EXERCISE INSTRUCTIONS:
Retype the listing exactly. Leave out the images.

DATA FOR THIS EXERCISE:

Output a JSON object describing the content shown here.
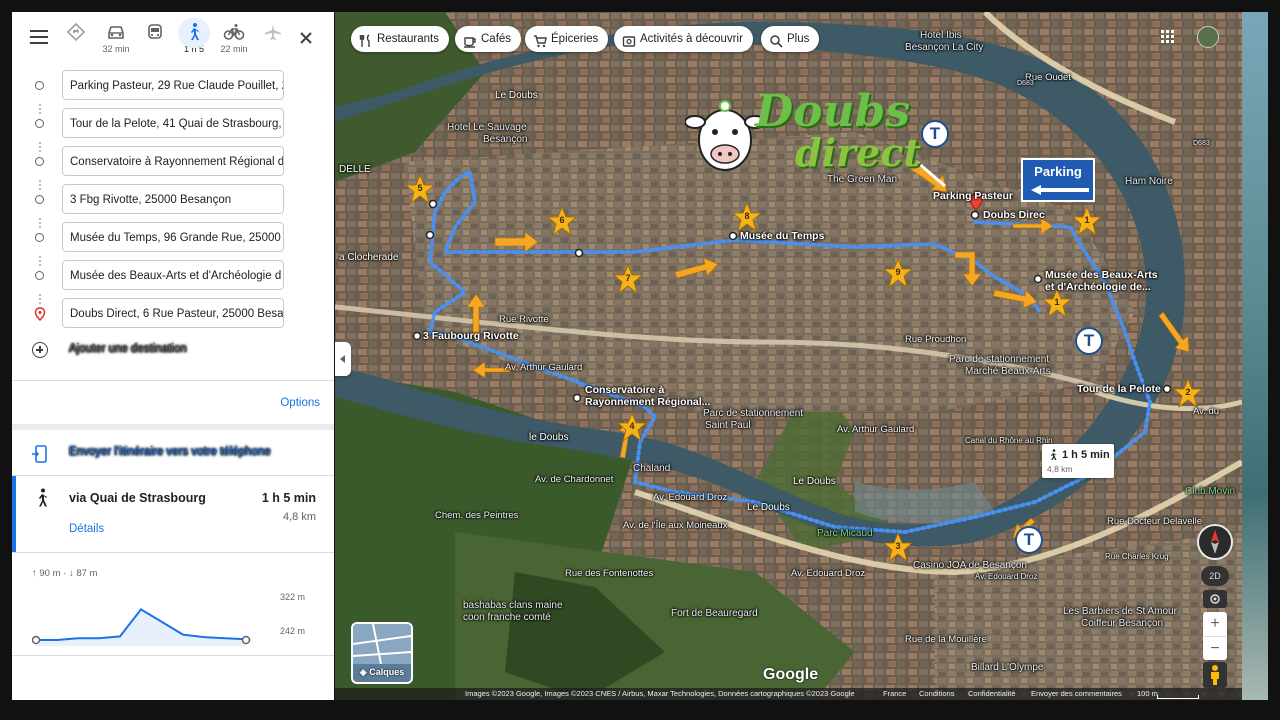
{
  "modes": [
    {
      "name": "directions-icon",
      "time": ""
    },
    {
      "name": "car-icon",
      "time": "32 min"
    },
    {
      "name": "transit-icon",
      "time": ""
    },
    {
      "name": "walk-icon",
      "time": "1 h 5",
      "active": true
    },
    {
      "name": "bike-icon",
      "time": "22 min"
    },
    {
      "name": "plane-icon",
      "time": ""
    }
  ],
  "stops": [
    "Parking Pasteur, 29 Rue Claude Pouillet, 2",
    "Tour de la Pelote, 41 Quai de Strasbourg,",
    "Conservatoire à Rayonnement Régional d",
    "3 Fbg Rivotte, 25000 Besançon",
    "Musée du Temps, 96 Grande Rue, 25000",
    "Musée des Beaux-Arts et d'Archéologie d",
    "Doubs Direct, 6 Rue Pasteur, 25000 Besa"
  ],
  "add_destination": "Ajouter une destination",
  "options": "Options",
  "send_to_phone": "Envoyer l'itinéraire vers votre téléphone",
  "route": {
    "via": "via Quai de Strasbourg",
    "duration": "1 h 5 min",
    "distance": "4,8 km",
    "details": "Détails"
  },
  "elevation": {
    "stats": "↑ 90 m · ↓ 87 m",
    "high": "322 m",
    "low": "242 m",
    "profile": [
      0.0,
      0.0,
      0.05,
      0.05,
      0.1,
      0.85,
      0.5,
      0.15,
      0.08,
      0.05,
      0.02
    ]
  },
  "chips": [
    "Restaurants",
    "Cafés",
    "Épiceries",
    "Activités à découvrir",
    "Plus"
  ],
  "map_labels": {
    "hotel_ibis": "Hotel Ibis",
    "besancon_la_city": "Besançon La City",
    "rue_oudet": "Rue Oudet",
    "d683a": "D683",
    "d683b": "D683",
    "le_doubs_n": "Le Doubs",
    "hotel_sauvage": "Hotel Le Sauvage",
    "besancon": "Besançon",
    "delle": "DELLE",
    "green_man": "The Green Man",
    "parking_pasteur": "Parking Pasteur",
    "doubs_direc": "Doubs Direc",
    "rue_gambetta": "Rue Gambetta",
    "musee_temps": "Musée du Temps",
    "clocherade": "a Clocherade",
    "musee_beaux_arts1": "Musée des Beaux-Arts",
    "musee_beaux_arts2": "et d'Archéologie de...",
    "rue_rivotte": "Rue Rivotte",
    "faubourg_rivotte": "3 Faubourg Rivotte",
    "rue_proudhon": "Rue Proudhon",
    "parc_stat_ba1": "Parc de stationnement",
    "parc_stat_ba2": "Marché Beaux-Arts",
    "av_arthur_gaulard_w": "Av. Arthur Gaulard",
    "conservatoire1": "Conservatoire à",
    "conservatoire2": "Rayonnement Régional...",
    "tour_pelote": "Tour de la Pelote",
    "av_pelote": "Av. du",
    "parc_stat_sp1": "Parc de stationnement",
    "parc_stat_sp2": "Saint Paul",
    "av_arthur_gaulard": "Av. Arthur Gaulard",
    "le_doubs_w": "le Doubs",
    "canal": "Canal du Rhône au Rhin",
    "chaland": "Chaland",
    "av_chardonnet": "Av. de Chardonnet",
    "le_doubs_c": "Le Doubs",
    "le_doubs_s": "Le Doubs",
    "club_moving": "Club Movin",
    "chem_peintres": "Chem. des Peintres",
    "av_ile_moineaux": "Av. de l'Île aux Moineaux",
    "av_edouard_droz1": "Av. Edouard Droz",
    "av_edouard_droz2": "Av. Edouard Droz",
    "parc_micaud": "Parc Micaud",
    "rue_docteur": "Rue Docteur Delavelle",
    "rue_fontenottes": "Rue des Fontenottes",
    "casino": "Casino JOA de Besançon",
    "rue_charles": "Rue Charles Krug",
    "av_droz_e": "Av. Edouard Droz",
    "bashabas1": "bashabas clans maine",
    "bashabas2": "coon franche comté",
    "fort": "Fort de Beauregard",
    "barbiers1": "Les Barbiers de St Amour",
    "barbiers2": "Coiffeur Besançon",
    "rue_mouillere": "Rue de la Mouillère",
    "billard": "Billard L'Olympe",
    "ham_noire": "Ham Noire"
  },
  "stars": [
    "1",
    "2",
    "3",
    "4",
    "5",
    "6",
    "7",
    "8",
    "9",
    "1"
  ],
  "logo": {
    "word1": "Doubs",
    "word2": "direct"
  },
  "parking_sign": "Parking",
  "route_tip": {
    "duration": "1 h 5 min",
    "distance": "4,8 km"
  },
  "layers": "Calques",
  "view_2d": "2D",
  "google": "Google",
  "attribution": [
    "Images ©2023 Google, Images ©2023 CNES / Airbus, Maxar Technologies, Données cartographiques ©2023 Google",
    "France",
    "Conditions",
    "Confidentialité",
    "Envoyer des commentaires"
  ],
  "scale": "100 m",
  "colors": {
    "accent": "#1a73e8",
    "route": "#4a90f0",
    "star": "#f7b21b",
    "arrow": "#f5a623"
  }
}
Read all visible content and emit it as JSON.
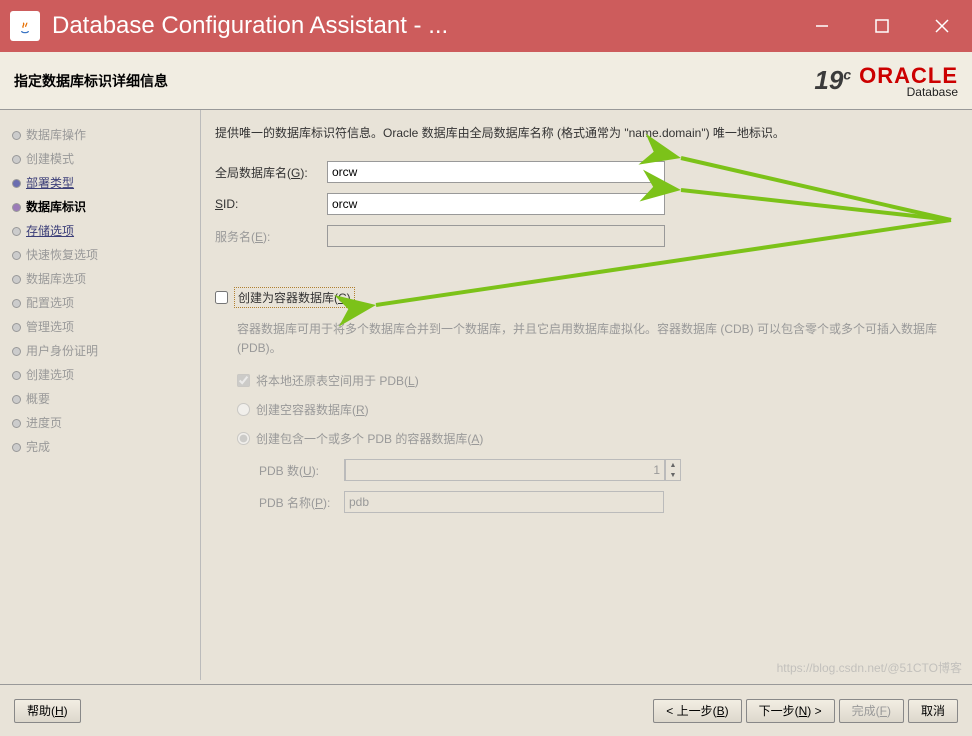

YOUR SOLUTION:
Output a JSON object describing the content shown here.
{
  "modes": [
    {
      "name": "directions-icon",
      "time": ""
    },
    {
      "name": "car-icon",
      "time": "32 min"
    },
    {
      "name": "transit-icon",
      "time": ""
    },
    {
      "name": "walk-icon",
      "time": "1 h 5",
      "active": true
    },
    {
      "name": "bike-icon",
      "time": "22 min"
    },
    {
      "name": "plane-icon",
      "time": ""
    }
  ],
  "stops": [
    "Parking Pasteur, 29 Rue Claude Pouillet, 2",
    "Tour de la Pelote, 41 Quai de Strasbourg,",
    "Conservatoire à Rayonnement Régional d",
    "3 Fbg Rivotte, 25000 Besançon",
    "Musée du Temps, 96 Grande Rue, 25000",
    "Musée des Beaux-Arts et d'Archéologie d",
    "Doubs Direct, 6 Rue Pasteur, 25000 Besa"
  ],
  "add_destination": "Ajouter une destination",
  "options": "Options",
  "send_to_phone": "Envoyer l'itinéraire vers votre téléphone",
  "route": {
    "via": "via Quai de Strasbourg",
    "duration": "1 h 5 min",
    "distance": "4,8 km",
    "details": "Détails"
  },
  "elevation": {
    "stats": "↑ 90 m · ↓ 87 m",
    "high": "322 m",
    "low": "242 m",
    "profile": [
      0.0,
      0.0,
      0.05,
      0.05,
      0.1,
      0.85,
      0.5,
      0.15,
      0.08,
      0.05,
      0.02
    ]
  },
  "chips": [
    "Restaurants",
    "Cafés",
    "Épiceries",
    "Activités à découvrir",
    "Plus"
  ],
  "map_labels": {
    "hotel_ibis": "Hotel Ibis",
    "besancon_la_city": "Besançon La City",
    "rue_oudet": "Rue Oudet",
    "d683a": "D683",
    "d683b": "D683",
    "le_doubs_n": "Le Doubs",
    "hotel_sauvage": "Hotel Le Sauvage",
    "besancon": "Besançon",
    "delle": "DELLE",
    "green_man": "The Green Man",
    "parking_pasteur": "Parking Pasteur",
    "doubs_direc": "Doubs Direc",
    "rue_gambetta": "Rue Gambetta",
    "musee_temps": "Musée du Temps",
    "clocherade": "a Clocherade",
    "musee_beaux_arts1": "Musée des Beaux-Arts",
    "musee_beaux_arts2": "et d'Archéologie de...",
    "rue_rivotte": "Rue Rivotte",
    "faubourg_rivotte": "3 Faubourg Rivotte",
    "rue_proudhon": "Rue Proudhon",
    "parc_stat_ba1": "Parc de stationnement",
    "parc_stat_ba2": "Marché Beaux-Arts",
    "av_arthur_gaulard_w": "Av. Arthur Gaulard",
    "conservatoire1": "Conservatoire à",
    "conservatoire2": "Rayonnement Régional...",
    "tour_pelote": "Tour de la Pelote",
    "av_pelote": "Av. du",
    "parc_stat_sp1": "Parc de stationnement",
    "parc_stat_sp2": "Saint Paul",
    "av_arthur_gaulard": "Av. Arthur Gaulard",
    "le_doubs_w": "le Doubs",
    "canal": "Canal du Rhône au Rhin",
    "chaland": "Chaland",
    "av_chardonnet": "Av. de Chardonnet",
    "le_doubs_c": "Le Doubs",
    "le_doubs_s": "Le Doubs",
    "club_moving": "Club Movin",
    "chem_peintres": "Chem. des Peintres",
    "av_ile_moineaux": "Av. de l'Île aux Moineaux",
    "av_edouard_droz1": "Av. Edouard Droz",
    "av_edouard_droz2": "Av. Edouard Droz",
    "parc_micaud": "Parc Micaud",
    "rue_docteur": "Rue Docteur Delavelle",
    "rue_fontenottes": "Rue des Fontenottes",
    "casino": "Casino JOA de Besançon",
    "rue_charles": "Rue Charles Krug",
    "av_droz_e": "Av. Edouard Droz",
    "bashabas1": "bashabas clans maine",
    "bashabas2": "coon franche comté",
    "fort": "Fort de Beauregard",
    "barbiers1": "Les Barbiers de St Amour",
    "barbiers2": "Coiffeur Besançon",
    "rue_mouillere": "Rue de la Mouillère",
    "billard": "Billard L'Olympe",
    "ham_noire": "Ham Noire"
  },
  "stars": [
    "1",
    "2",
    "3",
    "4",
    "5",
    "6",
    "7",
    "8",
    "9",
    "1"
  ],
  "logo": {
    "word1": "Doubs",
    "word2": "direct"
  },
  "parking_sign": "Parking",
  "route_tip": {
    "duration": "1 h 5 min",
    "distance": "4,8 km"
  },
  "layers": "Calques",
  "view_2d": "2D",
  "google": "Google",
  "attribution": [
    "Images ©2023 Google, Images ©2023 CNES / Airbus, Maxar Technologies, Données cartographiques ©2023 Google",
    "France",
    "Conditions",
    "Confidentialité",
    "Envoyer des commentaires"
  ],
  "scale": "100 m",
  "colors": {
    "accent": "#1a73e8",
    "route": "#4a90f0",
    "star": "#f7b21b",
    "arrow": "#f5a623"
  }
}
Read all visible content and emit it as JSON.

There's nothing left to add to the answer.